" /> Ship’s crane collapse in Quebec prompts warning from safety body - Canadian Sailings

Canada’s Transportation Safety Board has issued a warning to shipowners regarding cargo-handling cranes in the aftermath of a “catastrophic” crane failure on a bulk carrier this summer in Quebec. TSB, which issued the warning in a November 24 news release, said the failure occurred August 13 on the bulk carrier Seaspace at the port of Bécancour. The slewing ring bearing on the ship’s cargo crane #4 “broke apart,” the news release said, “and the complete cabin and jib assemblies collapsed into a cargo hold, injuring the crane operator.”

TSB and Transport Malta’s Marine Safety Investigation Unit are investigating. Built in 2010, Seaspace, which has a deadweight tonnage of 56,894, sails under the Malta flag.

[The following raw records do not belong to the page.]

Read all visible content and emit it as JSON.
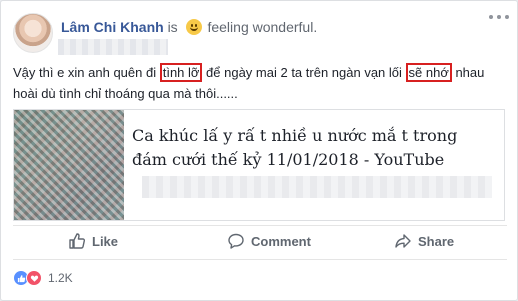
{
  "post": {
    "author": "Lâm Chi Khanh",
    "is_text": "is",
    "feeling": "feeling wonderful.",
    "text": {
      "part1": "Vậy thì e xin anh quên đi ",
      "highlight1": "tình lỡ",
      "part2": " để ngày mai 2 ta trên ngàn vạn lối ",
      "highlight2": "sẽ nhớ",
      "part3": " nhau hoài dù tình chỉ thoáng qua mà thôi......"
    },
    "link": {
      "title": "Ca khúc lấ y rấ t nhiề u nước mắ t trong đám cưới thế kỷ 11/01/2018 - YouTube"
    },
    "actions": {
      "like": "Like",
      "comment": "Comment",
      "share": "Share"
    },
    "reactions": {
      "count": "1.2K"
    }
  },
  "colors": {
    "author": "#385898",
    "highlight_border": "#d72020",
    "like_reaction": "#5890ff",
    "love_reaction": "#f25268"
  },
  "icons": [
    "more-dots-icon",
    "smiley-icon",
    "like-icon",
    "comment-icon",
    "share-icon",
    "like-reaction-icon",
    "love-reaction-icon"
  ]
}
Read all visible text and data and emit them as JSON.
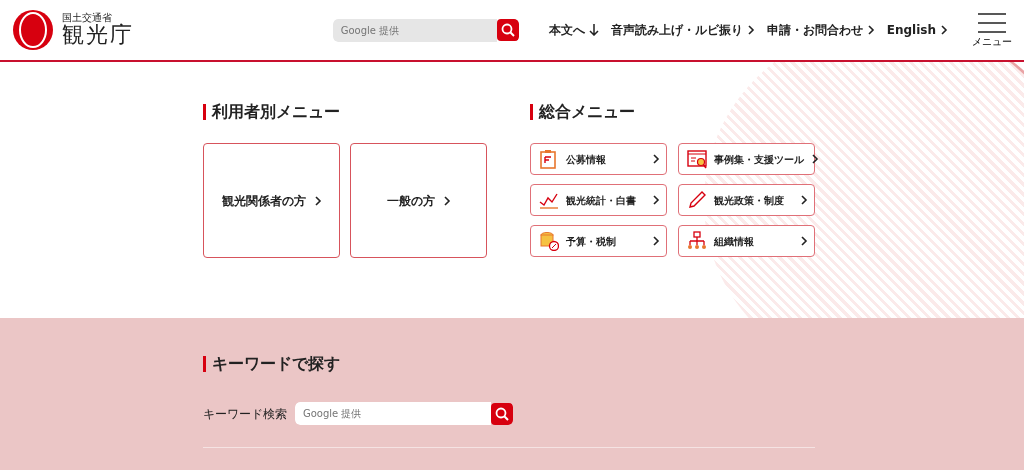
{
  "header": {
    "ministry": "国土交通省",
    "agency": "観光庁",
    "search": {
      "placeholder": "Google 提供"
    },
    "links": [
      {
        "label": "本文へ",
        "kind": "down"
      },
      {
        "label": "音声読み上げ・ルビ振り",
        "kind": "next"
      },
      {
        "label": "申請・お問合わせ",
        "kind": "next"
      },
      {
        "label": "English",
        "kind": "next"
      }
    ],
    "menu_label": "メニュー"
  },
  "user_menu": {
    "title": "利用者別メニュー",
    "items": [
      "観光関係者の方",
      "一般の方"
    ]
  },
  "general_menu": {
    "title": "総合メニュー",
    "items": [
      {
        "label": "公募情報",
        "kind": "clipboard"
      },
      {
        "label": "事例集・支援ツール",
        "kind": "search-doc"
      },
      {
        "label": "観光統計・白書",
        "kind": "chart"
      },
      {
        "label": "観光政策・制度",
        "kind": "pencil"
      },
      {
        "label": "予算・税制",
        "kind": "coins"
      },
      {
        "label": "組織情報",
        "kind": "org"
      }
    ]
  },
  "keyword": {
    "title": "キーワードで探す",
    "label": "キーワード検索",
    "search": {
      "placeholder": "Google 提供"
    }
  }
}
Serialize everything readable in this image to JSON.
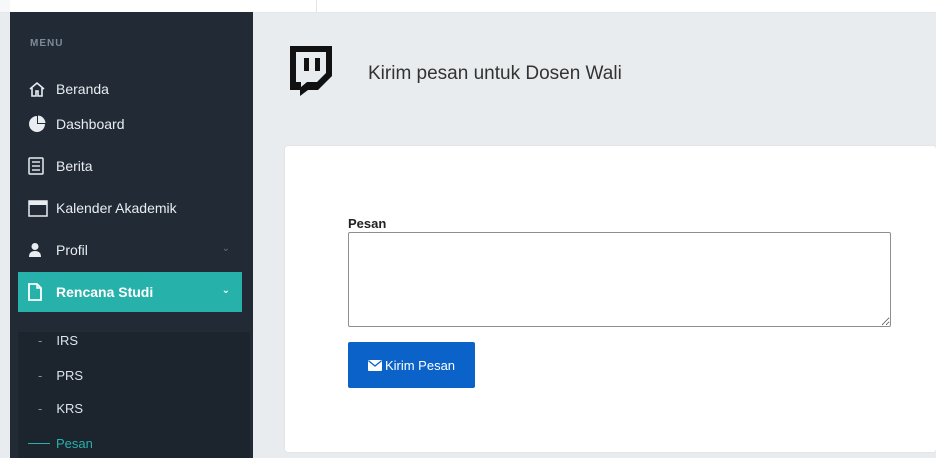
{
  "sidebar": {
    "menu_heading": "MENU",
    "items": [
      {
        "label": "Beranda",
        "icon": "home-icon"
      },
      {
        "label": "Dashboard",
        "icon": "pie-chart-icon"
      },
      {
        "label": "Berita",
        "icon": "newspaper-icon"
      },
      {
        "label": "Kalender Akademik",
        "icon": "calendar-icon"
      },
      {
        "label": "Profil",
        "icon": "user-icon"
      },
      {
        "label": "Rencana Studi",
        "icon": "file-icon"
      }
    ],
    "submenu": [
      {
        "label": "IRS"
      },
      {
        "label": "PRS"
      },
      {
        "label": "KRS"
      },
      {
        "label": "Pesan"
      }
    ],
    "active_color": "#27b1ab",
    "bg_color": "#212a35"
  },
  "header": {
    "title": "Kirim pesan untuk Dosen Wali",
    "icon": "twitch-icon"
  },
  "form": {
    "message_label": "Pesan",
    "message_value": "",
    "submit_label": "Kirim Pesan",
    "submit_icon": "envelope-icon",
    "button_color": "#0b63c9"
  }
}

“There is a possibility that the same progressive failure of a slewing ring bearing will occur on any vessel fitted with similar cargo handling cranes,” the news release said.

TSB has asked the International Association of Classification Societies to share information about the safety risk to vessel owners. However, no data base of those owners exists, TSB said.

Wuhan Marine Machinery Plant Co. Ltd. of China built the crane under licence for Ishikawajima-Harima Heavy Industries Co. Ltd. (IHI) of Japan, according to TSB. “It was an electro-hydraulic jib crane of the slim type SS36T (serial number DC09-11102-4). The slewing ring bearing assembly was fabricated by Dalian Metallurgical Bearing Co. Ltd. of China under the standard JB/T2300 of the type 133.34.2300.00.03 (2-row roller slewing ring bearing with internal gear, serial number D00984).”

The Port of Bécancour is on the south shore of the St. Lawrence River near Trois-Rivières, about 150 kilometres from Montreal and Quebec City. Seaspace is among a series of 443 sister ships built at various Chinese shipyards between 2008 and 2014.

“Vessel owners should take whatever measures considered appropriate to ensure the integrity of any similar unit in service on board vessels,” TSB warned. The agency is calling on anyone taking measures to deal with such cranes to contact TSB by phone at 1-800-387-3557 or by email at communications@bst-tsb.gc.ca.